• _Records for the exercise_:
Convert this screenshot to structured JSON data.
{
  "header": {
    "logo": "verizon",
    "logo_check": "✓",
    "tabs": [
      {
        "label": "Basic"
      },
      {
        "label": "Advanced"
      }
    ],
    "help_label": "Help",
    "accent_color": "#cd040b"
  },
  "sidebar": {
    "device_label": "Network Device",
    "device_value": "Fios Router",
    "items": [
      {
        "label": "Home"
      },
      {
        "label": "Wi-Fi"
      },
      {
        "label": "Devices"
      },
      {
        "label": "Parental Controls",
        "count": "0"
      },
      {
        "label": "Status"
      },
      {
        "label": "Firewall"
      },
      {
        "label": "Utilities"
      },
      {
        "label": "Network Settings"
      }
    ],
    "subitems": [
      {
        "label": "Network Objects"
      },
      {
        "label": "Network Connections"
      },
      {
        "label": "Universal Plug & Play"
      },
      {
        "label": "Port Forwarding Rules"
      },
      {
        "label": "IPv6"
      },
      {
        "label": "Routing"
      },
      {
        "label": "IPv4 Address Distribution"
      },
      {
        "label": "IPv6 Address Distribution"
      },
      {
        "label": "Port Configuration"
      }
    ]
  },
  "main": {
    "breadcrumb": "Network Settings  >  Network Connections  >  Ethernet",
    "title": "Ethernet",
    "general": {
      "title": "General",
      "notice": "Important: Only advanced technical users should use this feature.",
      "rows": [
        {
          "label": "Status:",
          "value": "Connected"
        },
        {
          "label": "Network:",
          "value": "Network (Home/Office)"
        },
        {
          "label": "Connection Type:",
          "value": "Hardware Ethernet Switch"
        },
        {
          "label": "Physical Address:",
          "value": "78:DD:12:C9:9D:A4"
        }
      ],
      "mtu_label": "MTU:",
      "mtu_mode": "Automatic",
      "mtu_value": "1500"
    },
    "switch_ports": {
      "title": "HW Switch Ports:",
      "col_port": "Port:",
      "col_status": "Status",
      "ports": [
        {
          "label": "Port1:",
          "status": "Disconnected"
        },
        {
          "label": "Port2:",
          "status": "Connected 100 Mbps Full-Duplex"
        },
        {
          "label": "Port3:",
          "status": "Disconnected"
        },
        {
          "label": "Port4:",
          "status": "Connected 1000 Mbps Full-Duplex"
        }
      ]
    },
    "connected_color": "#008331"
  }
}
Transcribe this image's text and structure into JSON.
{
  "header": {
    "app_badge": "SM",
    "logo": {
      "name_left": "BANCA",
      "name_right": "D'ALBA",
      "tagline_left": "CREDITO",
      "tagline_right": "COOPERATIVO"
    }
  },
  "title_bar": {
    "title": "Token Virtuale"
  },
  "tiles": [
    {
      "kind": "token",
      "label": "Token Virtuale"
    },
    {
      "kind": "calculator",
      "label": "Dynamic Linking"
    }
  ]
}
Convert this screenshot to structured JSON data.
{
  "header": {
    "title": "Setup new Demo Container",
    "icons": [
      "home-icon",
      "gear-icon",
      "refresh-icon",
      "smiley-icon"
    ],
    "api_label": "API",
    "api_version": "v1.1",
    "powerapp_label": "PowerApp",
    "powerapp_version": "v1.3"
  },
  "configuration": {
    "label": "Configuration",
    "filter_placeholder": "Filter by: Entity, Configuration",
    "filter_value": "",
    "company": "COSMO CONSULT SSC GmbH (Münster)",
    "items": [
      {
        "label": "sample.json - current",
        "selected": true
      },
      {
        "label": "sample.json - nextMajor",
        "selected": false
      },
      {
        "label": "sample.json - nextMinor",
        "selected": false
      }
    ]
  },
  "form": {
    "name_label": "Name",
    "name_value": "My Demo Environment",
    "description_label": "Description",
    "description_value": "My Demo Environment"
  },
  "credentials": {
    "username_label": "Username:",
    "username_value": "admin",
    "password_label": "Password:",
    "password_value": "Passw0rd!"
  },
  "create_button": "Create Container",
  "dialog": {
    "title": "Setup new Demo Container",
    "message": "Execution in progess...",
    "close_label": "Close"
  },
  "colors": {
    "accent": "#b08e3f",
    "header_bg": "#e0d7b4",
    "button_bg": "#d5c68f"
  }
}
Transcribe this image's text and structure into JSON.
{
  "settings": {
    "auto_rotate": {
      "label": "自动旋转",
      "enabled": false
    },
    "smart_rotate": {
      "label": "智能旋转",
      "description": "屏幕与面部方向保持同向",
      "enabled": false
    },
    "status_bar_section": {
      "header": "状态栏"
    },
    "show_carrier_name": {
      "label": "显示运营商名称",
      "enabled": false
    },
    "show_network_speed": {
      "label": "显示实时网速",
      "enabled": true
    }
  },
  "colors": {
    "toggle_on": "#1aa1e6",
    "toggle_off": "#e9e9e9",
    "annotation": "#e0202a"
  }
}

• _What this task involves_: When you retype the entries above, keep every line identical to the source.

• _Output for this task_:
Convert this screenshot to structured JSON data.
{
  "header": {
    "logo": "verizon",
    "logo_check": "✓",
    "tabs": [
      {
        "label": "Basic"
      },
      {
        "label": "Advanced"
      }
    ],
    "help_label": "Help",
    "accent_color": "#cd040b"
  },
  "sidebar": {
    "device_label": "Network Device",
    "device_value": "Fios Router",
    "items": [
      {
        "label": "Home"
      },
      {
        "label": "Wi-Fi"
      },
      {
        "label": "Devices"
      },
      {
        "label": "Parental Controls",
        "count": "0"
      },
      {
        "label": "Status"
      },
      {
        "label": "Firewall"
      },
      {
        "label": "Utilities"
      },
      {
        "label": "Network Settings"
      }
    ],
    "subitems": [
      {
        "label": "Network Objects"
      },
      {
        "label": "Network Connections"
      },
      {
        "label": "Universal Plug & Play"
      },
      {
        "label": "Port Forwarding Rules"
      },
      {
        "label": "IPv6"
      },
      {
        "label": "Routing"
      },
      {
        "label": "IPv4 Address Distribution"
      },
      {
        "label": "IPv6 Address Distribution"
      },
      {
        "label": "Port Configuration"
      }
    ]
  },
  "main": {
    "breadcrumb": "Network Settings  >  Network Connections  >  Ethernet",
    "title": "Ethernet",
    "general": {
      "title": "General",
      "notice": "Important: Only advanced technical users should use this feature.",
      "rows": [
        {
          "label": "Status:",
          "value": "Connected"
        },
        {
          "label": "Network:",
          "value": "Network (Home/Office)"
        },
        {
          "label": "Connection Type:",
          "value": "Hardware Ethernet Switch"
        },
        {
          "label": "Physical Address:",
          "value": "78:DD:12:C9:9D:A4"
        }
      ],
      "mtu_label": "MTU:",
      "mtu_mode": "Automatic",
      "mtu_value": "1500"
    },
    "switch_ports": {
      "title": "HW Switch Ports:",
      "col_port": "Port:",
      "col_status": "Status",
      "ports": [
        {
          "label": "Port1:",
          "status": "Disconnected"
        },
        {
          "label": "Port2:",
          "status": "Connected 100 Mbps Full-Duplex"
        },
        {
          "label": "Port3:",
          "status": "Disconnected"
        },
        {
          "label": "Port4:",
          "status": "Connected 1000 Mbps Full-Duplex"
        }
      ]
    },
    "connected_color": "#008331"
  }
}
Transcribe this image's text and structure into JSON.
{
  "header": {
    "app_badge": "SM",
    "logo": {
      "name_left": "BANCA",
      "name_right": "D'ALBA",
      "tagline_left": "CREDITO",
      "tagline_right": "COOPERATIVO"
    }
  },
  "title_bar": {
    "title": "Token Virtuale"
  },
  "tiles": [
    {
      "kind": "token",
      "label": "Token Virtuale"
    },
    {
      "kind": "calculator",
      "label": "Dynamic Linking"
    }
  ]
}
Convert this screenshot to structured JSON data.
{
  "header": {
    "title": "Setup new Demo Container",
    "icons": [
      "home-icon",
      "gear-icon",
      "refresh-icon",
      "smiley-icon"
    ],
    "api_label": "API",
    "api_version": "v1.1",
    "powerapp_label": "PowerApp",
    "powerapp_version": "v1.3"
  },
  "configuration": {
    "label": "Configuration",
    "filter_placeholder": "Filter by: Entity, Configuration",
    "filter_value": "",
    "company": "COSMO CONSULT SSC GmbH (Münster)",
    "items": [
      {
        "label": "sample.json - current",
        "selected": true
      },
      {
        "label": "sample.json - nextMajor",
        "selected": false
      },
      {
        "label": "sample.json - nextMinor",
        "selected": false
      }
    ]
  },
  "form": {
    "name_label": "Name",
    "name_value": "My Demo Environment",
    "description_label": "Description",
    "description_value": "My Demo Environment"
  },
  "credentials": {
    "username_label": "Username:",
    "username_value": "admin",
    "password_label": "Password:",
    "password_value": "Passw0rd!"
  },
  "create_button": "Create Container",
  "dialog": {
    "title": "Setup new Demo Container",
    "message": "Execution in progess...",
    "close_label": "Close"
  },
  "colors": {
    "accent": "#b08e3f",
    "header_bg": "#e0d7b4",
    "button_bg": "#d5c68f"
  }
}
Transcribe this image's text and structure into JSON.
{
  "settings": {
    "auto_rotate": {
      "label": "自动旋转",
      "enabled": false
    },
    "smart_rotate": {
      "label": "智能旋转",
      "description": "屏幕与面部方向保持同向",
      "enabled": false
    },
    "status_bar_section": {
      "header": "状态栏"
    },
    "show_carrier_name": {
      "label": "显示运营商名称",
      "enabled": false
    },
    "show_network_speed": {
      "label": "显示实时网速",
      "enabled": true
    }
  },
  "colors": {
    "toggle_on": "#1aa1e6",
    "toggle_off": "#e9e9e9",
    "annotation": "#e0202a"
  }
}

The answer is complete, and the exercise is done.